Dying to Get Higher: Fentanyl Exacerbating Opioid Crisis

As the opiate epidemic saturates the United States, fentanyl is the new villain in the war on drugs. It kills more people than heroin and prescription pills. As users seek a better and cheaper high, fentanyl promises to deliver, with exponentially deadlier results.

Pharmaceutical fentanyl is prescribed for severe pain management most often associated with cancer and end-of-life care. It is also used in concert with other drugs as anesthesia. However, the illicitly manufactured version of the synthetic opiate is often mixed with heroin to increase potency. Fentanyl is 50 to 100 times stronger than morphine, heroin, and oxycodone—driving the spike in overdoses. In 2016, 46 percent of the 42,249 opioid-related overdose deaths in the U.S. involved synthetics such as fentanyl—triple the increase from 2010, according to the Journal of American Medicine Association.

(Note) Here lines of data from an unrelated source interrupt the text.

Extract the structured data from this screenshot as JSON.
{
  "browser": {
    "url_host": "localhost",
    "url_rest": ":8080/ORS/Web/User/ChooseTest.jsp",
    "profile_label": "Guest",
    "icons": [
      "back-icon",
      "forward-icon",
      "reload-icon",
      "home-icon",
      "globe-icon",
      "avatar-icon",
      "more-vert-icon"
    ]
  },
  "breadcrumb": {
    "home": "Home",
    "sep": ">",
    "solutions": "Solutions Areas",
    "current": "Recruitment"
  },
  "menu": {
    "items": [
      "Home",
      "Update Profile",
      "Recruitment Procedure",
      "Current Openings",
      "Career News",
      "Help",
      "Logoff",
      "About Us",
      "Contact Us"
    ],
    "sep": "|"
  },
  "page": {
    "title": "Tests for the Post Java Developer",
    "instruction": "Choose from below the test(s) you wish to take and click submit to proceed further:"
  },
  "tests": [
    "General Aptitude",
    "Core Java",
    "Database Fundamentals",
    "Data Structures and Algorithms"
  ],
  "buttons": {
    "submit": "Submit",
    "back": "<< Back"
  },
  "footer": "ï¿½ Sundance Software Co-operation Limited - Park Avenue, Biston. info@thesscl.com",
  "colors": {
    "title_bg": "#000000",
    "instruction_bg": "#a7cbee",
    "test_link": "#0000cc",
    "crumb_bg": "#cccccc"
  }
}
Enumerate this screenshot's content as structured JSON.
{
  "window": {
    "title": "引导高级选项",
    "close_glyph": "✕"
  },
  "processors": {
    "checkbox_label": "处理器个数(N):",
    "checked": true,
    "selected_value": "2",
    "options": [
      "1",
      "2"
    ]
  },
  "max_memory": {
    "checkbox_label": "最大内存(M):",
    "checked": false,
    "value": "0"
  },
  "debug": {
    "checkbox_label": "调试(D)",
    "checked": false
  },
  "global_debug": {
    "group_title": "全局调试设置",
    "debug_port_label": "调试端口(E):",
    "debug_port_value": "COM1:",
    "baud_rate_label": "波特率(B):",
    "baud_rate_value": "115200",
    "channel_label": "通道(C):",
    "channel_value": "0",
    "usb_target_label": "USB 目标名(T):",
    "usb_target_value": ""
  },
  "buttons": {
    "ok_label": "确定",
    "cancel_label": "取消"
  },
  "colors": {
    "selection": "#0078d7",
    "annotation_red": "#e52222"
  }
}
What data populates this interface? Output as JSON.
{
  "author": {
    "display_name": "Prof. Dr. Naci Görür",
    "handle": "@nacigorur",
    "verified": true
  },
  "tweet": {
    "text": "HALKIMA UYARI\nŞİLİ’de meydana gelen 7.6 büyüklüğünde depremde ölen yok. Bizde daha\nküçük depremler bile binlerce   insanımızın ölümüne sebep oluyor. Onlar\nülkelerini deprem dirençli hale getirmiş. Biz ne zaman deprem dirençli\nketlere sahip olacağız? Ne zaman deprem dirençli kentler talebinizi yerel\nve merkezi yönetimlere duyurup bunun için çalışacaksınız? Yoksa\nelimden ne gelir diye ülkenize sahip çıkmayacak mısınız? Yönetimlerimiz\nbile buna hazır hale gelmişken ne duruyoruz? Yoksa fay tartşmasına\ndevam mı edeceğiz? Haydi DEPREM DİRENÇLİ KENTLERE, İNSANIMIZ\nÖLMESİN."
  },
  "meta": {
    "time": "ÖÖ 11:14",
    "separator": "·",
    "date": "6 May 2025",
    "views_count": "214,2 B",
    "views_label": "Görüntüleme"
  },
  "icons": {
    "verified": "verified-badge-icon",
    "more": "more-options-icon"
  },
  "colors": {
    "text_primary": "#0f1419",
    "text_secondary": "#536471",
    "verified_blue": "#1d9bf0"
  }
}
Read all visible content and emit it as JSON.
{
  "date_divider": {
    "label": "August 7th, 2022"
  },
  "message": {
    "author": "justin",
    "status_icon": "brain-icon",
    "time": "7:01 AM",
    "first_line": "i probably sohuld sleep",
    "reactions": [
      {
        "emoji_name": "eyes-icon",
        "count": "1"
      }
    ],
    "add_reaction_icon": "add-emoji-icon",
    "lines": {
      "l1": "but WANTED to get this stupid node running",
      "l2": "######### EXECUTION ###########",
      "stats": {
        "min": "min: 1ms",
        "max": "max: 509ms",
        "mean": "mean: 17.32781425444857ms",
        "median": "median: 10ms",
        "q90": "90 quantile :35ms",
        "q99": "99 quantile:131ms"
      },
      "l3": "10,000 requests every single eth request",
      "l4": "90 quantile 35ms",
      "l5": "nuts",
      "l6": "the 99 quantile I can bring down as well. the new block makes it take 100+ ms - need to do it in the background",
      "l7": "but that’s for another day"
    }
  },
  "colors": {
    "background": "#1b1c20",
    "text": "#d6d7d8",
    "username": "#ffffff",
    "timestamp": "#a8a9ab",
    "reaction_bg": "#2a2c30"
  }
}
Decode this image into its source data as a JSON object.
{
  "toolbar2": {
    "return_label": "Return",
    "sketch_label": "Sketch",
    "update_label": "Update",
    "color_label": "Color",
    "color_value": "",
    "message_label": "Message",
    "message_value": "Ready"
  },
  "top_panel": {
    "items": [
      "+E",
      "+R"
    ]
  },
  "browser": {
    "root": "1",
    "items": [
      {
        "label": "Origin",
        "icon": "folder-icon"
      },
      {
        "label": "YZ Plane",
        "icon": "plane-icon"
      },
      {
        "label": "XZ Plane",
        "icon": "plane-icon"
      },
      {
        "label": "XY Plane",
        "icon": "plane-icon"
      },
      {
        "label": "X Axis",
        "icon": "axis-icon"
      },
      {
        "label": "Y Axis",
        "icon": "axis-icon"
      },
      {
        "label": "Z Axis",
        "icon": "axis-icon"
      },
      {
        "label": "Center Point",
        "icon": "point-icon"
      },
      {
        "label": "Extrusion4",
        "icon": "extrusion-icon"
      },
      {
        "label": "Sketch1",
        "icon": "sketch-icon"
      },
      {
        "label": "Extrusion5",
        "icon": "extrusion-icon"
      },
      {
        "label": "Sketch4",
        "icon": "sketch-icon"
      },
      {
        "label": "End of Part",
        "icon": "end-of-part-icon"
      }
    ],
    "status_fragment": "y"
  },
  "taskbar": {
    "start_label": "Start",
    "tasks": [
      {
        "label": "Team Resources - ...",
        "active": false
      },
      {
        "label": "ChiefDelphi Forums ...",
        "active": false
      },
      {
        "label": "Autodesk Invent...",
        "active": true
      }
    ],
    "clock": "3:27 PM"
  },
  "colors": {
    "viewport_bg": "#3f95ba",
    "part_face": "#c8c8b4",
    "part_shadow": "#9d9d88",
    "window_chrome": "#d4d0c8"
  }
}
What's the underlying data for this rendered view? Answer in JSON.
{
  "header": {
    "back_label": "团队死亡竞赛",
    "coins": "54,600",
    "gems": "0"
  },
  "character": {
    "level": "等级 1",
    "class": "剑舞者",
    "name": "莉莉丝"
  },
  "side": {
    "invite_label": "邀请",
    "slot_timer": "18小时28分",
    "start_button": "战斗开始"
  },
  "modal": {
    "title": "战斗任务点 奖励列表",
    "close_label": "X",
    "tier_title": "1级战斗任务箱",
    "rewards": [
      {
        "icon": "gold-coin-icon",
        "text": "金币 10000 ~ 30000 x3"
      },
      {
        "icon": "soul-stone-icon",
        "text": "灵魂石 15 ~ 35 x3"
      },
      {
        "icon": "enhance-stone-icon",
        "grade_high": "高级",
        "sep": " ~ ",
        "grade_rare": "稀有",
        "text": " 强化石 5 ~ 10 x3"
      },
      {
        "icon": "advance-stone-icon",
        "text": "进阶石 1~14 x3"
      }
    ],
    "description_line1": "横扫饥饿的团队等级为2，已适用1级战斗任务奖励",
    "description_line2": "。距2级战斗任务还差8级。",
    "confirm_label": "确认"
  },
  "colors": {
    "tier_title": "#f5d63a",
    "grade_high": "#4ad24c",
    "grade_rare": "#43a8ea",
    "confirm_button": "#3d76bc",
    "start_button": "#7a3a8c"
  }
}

Additionally, overdose deaths from synthetic opioids significantly increased in 21 states and more than doubled in 10. New Hampshire, West Virginia, and Massachusetts had the highest overdose death rates. The increase disproportionately impacts the Mid-west, Northeast, and some Southern states, according to the Centers for Disease Control and Prevention.

The three-prong approach to addressing the supply side of the fentanyl issue includes forming international partnerships, law enforcement collaboration, and undercover online operations.

China’s large chemical and pharmaceutical industries manufacture fentanyl and fentanyl-like compounds known as analogues to export with little regulatory oversight. Fentanyl ends up in pills, patches, and powder forms of illicitly produced drugs from counterfeit pain medications. The analogues vary slightly on a molecular level, a factor being used in order to exploit discrepancies between the laws in the U.S. and China.